By Imee Charlee C. Delavin, Reporter

Non-life insurers eyeing mergers, consolidation

Posted on June 13, 2016

MORE non-life insurers are expected to consolidate this year amid higher capital requirements as their operations can’t support the mandated hike.

There are currently 65 non-life insurers in the Philippines, down from the 90 players recorded in 2011 due to the higher requirements for minimum paid-up capital and stiffer competition with the entry of more foreign firms in the country.

“Distressed companies are having talks with healthy insurers for possible mergers,” Insurance Commissioner Emmanuel F. Dooc said in a text message.

“I hope they progress since we want to help ailing companies resolve their financial woes.”

Republic Act (RA) 10607 or the Amended Insurance Code of the Philippines signed in August 2013 required new life and non-life insurance companies to have P1 billion in paid-up capital when they set up shop here, while existing insurers must have a paid-up capital of P250 million by June 2013, P550 million by December 2016, P900 million by December 2019 and P1.3 billion by December 2022.

The minimum paid-up capital and net worth requirements must remain unimpaired for the continuance of the license.

The more stringent capitalization requirements were pushed to make the insurance industry stronger and more resilient to shocks, thus safeguarding the money entrusted by policyholders.

But non-life insurers said the volume of their current operations compared to increasing competition and higher capital requirements along with the implementation of the risk based capital (RBC) formula -- resulting in an increase in capital or reserves -- makes it more attractive to sell at a possible premium rather than raise additional funds to meet the regulatory requirements.

As of end-2015, only nine non-life companies had at least P500 million in paid-up capital among the non-life firms in the country.

Non-life industry group Philippine Insurers and Reinsurers Association, Inc (PIRA) former chairman Michael F. Rellosa said the minimum capital requirements and the RBC will be good for the industry but the review of the tax structure on the industry must result in lower tax burdens.

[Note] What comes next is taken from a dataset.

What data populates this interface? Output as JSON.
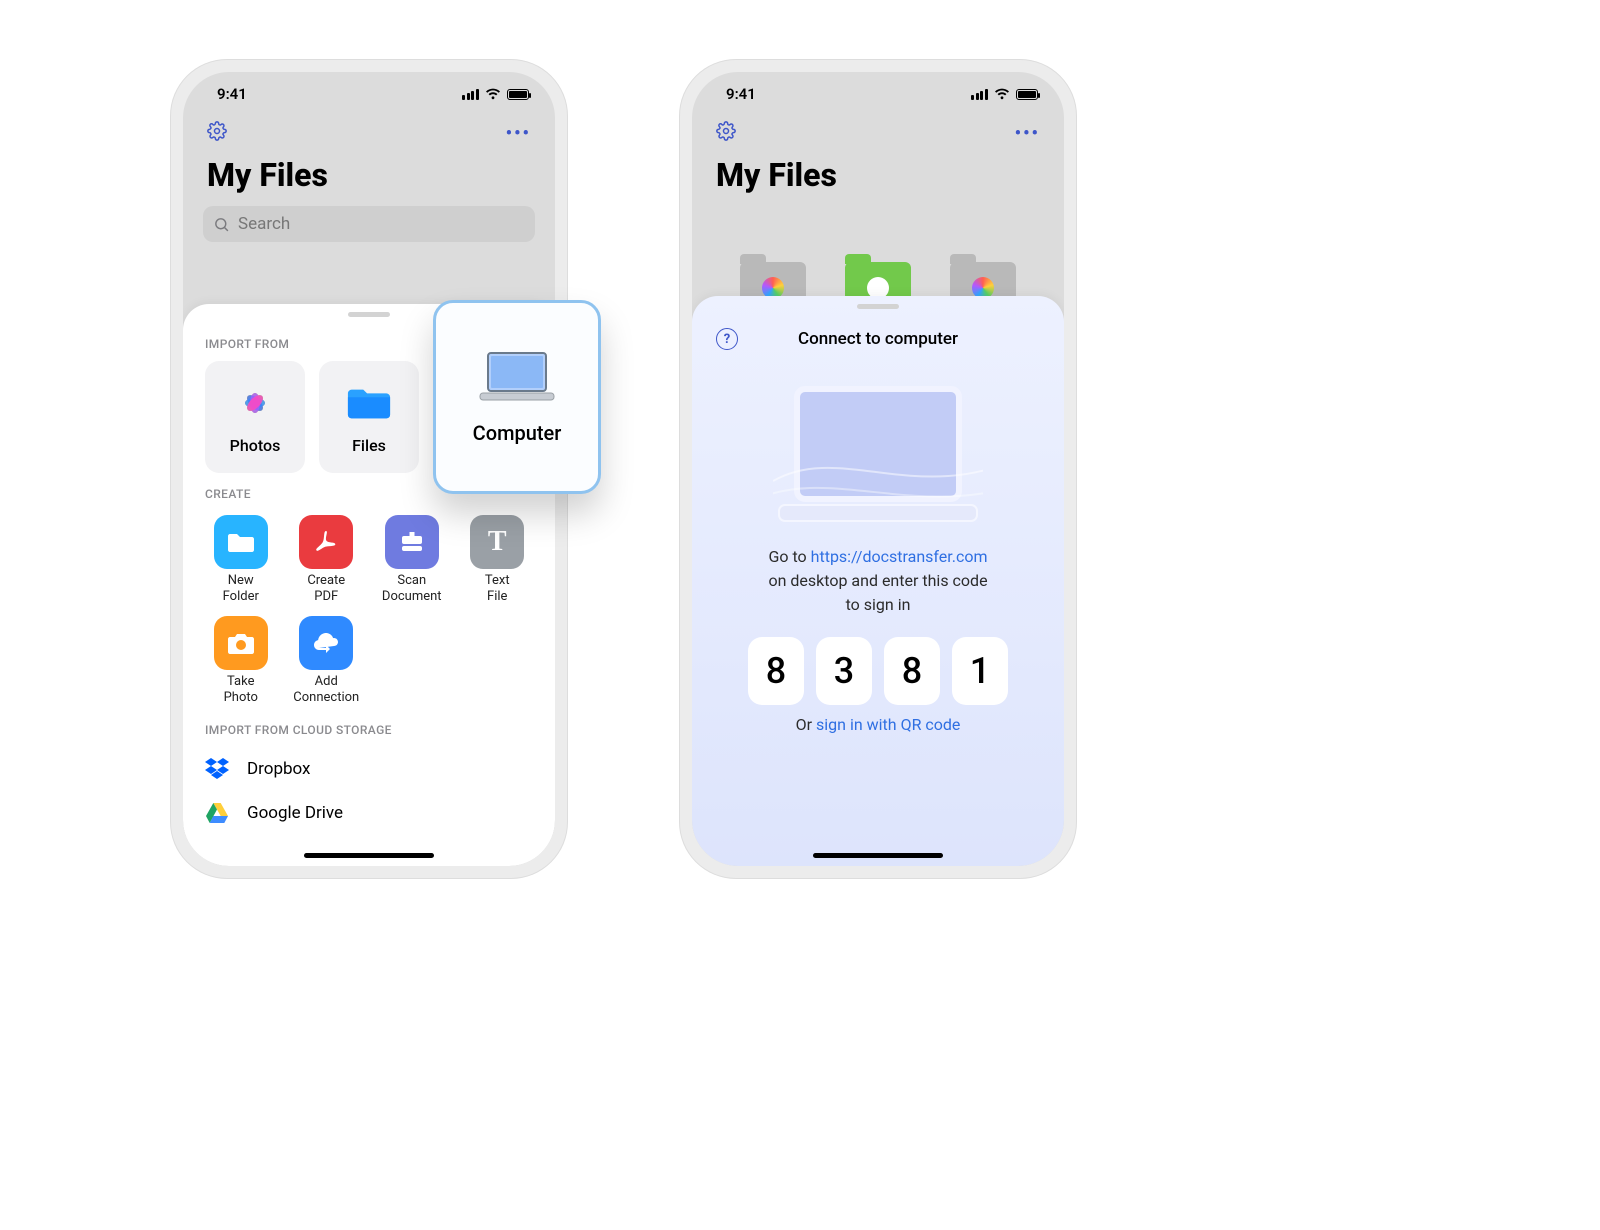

“The capital and RBC requirements can make the industry more competitive and financially sound but the tax burden will simply negate whatever gains,” Mr. Rellosa said.

Unlike life insurance companies that are levied only a 2% tax on their premiums, non-life insurance policyholders shoulder a 12% value-added tax (VAT) and a 12.5% documentary stamp tax (DST). Atop that, there is also an additional 2% fire service tax and 0.15-0.17% municipal tax for property insurance.

Mr. Rellosa, who is also president and CEO of Fortune General Insurance Corp., noted that many non-life companies are having difficulty shoring up capital to meet the requirement, adding that the companies “cannot get from operations the increased capital.”

In a related development, industry sources said recently that five non-life insurance companies are recently in talks over a possible “mega merger” deal by the end of the year.

The Insurance Commission did not confirm the said report.

Stronghold Insurance Co. Inc. was said to have initiated a merger deal with Milestone Guaranty & Assurance Corp. and BF General Insurance Co. Sources also said Stronghold initiated talks with Premiere Insurance & Surety Corp. and Country Bankers Insurance Corp. for the possibility of a similar deal.

Should the mega deal push through, the surviving company would have around P400 million in total premium portfolio, putting it among the top 20 industry players.